“Tonight, in London, New York, Mumbai, Tokyo, Lagos, Melbourne and Buenos Aires, readers by the thousands will be cracking open books populated by hardened Danish detectives, Swedish hacker-vigilantes, and serial killers in Oslo. (Those who prefer their Nordic noir on TV will have more than a few options to choose from, too — The Bridge and The Killing, to name only the most famous.)”
The two discuss the writers who influence them, what it’s like to be part of the literary legacy of such authors as Sjöwall, Mankell, and Larsson, and how contemporary issues such as ISIS, immigration, refugees, poverty, and radicalization make their way onto “the contemporary Nordic landscape.”
In this excerpt, the two share their thoughts on the genre as a whole:
Joakim Zander: One of the questions I get the most when talking about my books abroad is: “Why is Nordic crime fiction so concerned with societal themes and criticisms?”
I think there might be a number of reasons for this; the first relating to the tradition started in the 1970s by the “godparents” of Nordic crime, Maj Sjöwall and Per Wahlöö, who began to publish their books at a kind of breaking point in Swedish 20th-century history.
Since the beginning of the century there had been a steady increase in economic and societal growth, but the ’70s meant marked stagnation and societal unrest. It was natural, I think, for crime writers to be drawn to the darker and more overarching themes of those times. This tradition was then carried on by writers like Henning Mankell, Liza Marklund and, to some degree, Stieg Larsson, as Swedish society continued to experience fundamental changes brought on by increased growth, urbanisation and immigration.
I think we can perhaps return to the issue of immigration a bit later, but I am curious to hear your thoughts on this, Emelie. Do you feel that your books fit into this tradition of Swedish crime? And if so, why is this the case? Why is this important to you?
Emelie Schepp: As with many other crime writers, my books are a mirror of the world and society I live in. Swedish crime fiction often explores very dark themes and is often greatly concerned with social issues and the problems of living here.
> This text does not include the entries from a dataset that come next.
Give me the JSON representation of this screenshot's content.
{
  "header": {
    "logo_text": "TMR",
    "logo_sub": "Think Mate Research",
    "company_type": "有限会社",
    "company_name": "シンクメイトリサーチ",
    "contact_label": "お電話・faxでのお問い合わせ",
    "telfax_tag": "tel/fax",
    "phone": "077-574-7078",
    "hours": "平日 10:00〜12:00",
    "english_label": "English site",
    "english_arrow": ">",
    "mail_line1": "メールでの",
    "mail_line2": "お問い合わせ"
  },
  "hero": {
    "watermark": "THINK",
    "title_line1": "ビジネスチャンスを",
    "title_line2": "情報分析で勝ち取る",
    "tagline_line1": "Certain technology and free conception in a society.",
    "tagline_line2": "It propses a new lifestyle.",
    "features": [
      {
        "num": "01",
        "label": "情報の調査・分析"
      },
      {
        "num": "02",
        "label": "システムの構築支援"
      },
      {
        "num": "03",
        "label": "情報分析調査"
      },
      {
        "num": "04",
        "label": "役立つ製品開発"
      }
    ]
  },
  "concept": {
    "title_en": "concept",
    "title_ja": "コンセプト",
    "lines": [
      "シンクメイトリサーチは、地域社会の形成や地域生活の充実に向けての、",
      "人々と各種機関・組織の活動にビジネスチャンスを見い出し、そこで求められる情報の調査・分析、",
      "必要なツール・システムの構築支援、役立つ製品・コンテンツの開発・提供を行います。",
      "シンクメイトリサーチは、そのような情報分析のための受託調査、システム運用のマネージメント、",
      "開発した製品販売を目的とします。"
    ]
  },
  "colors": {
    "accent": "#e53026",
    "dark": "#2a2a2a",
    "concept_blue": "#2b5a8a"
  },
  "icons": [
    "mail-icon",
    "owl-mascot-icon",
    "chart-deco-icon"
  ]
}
Readers obviously feel a fascination for what we might call ‘Nordic melancholy,’ concocted from winter darkness, cold weather, and isolated landscapes. And I do think that my books fit into this tradition. I am aware that readers in other countries have a romantic idea of Sweden as one of the best places to live.
It really is a great place to live, but I think it can be quite shocking to learn about Sweden as the paradise lost, and a society where violence, corruption, and murder actually exist. Behind our locked doors anything can happen. My motivation as a writer is to give my view of those who turn to crime, why they do so and what motivates them.
I do believe that we are formed by the society we are brought up in.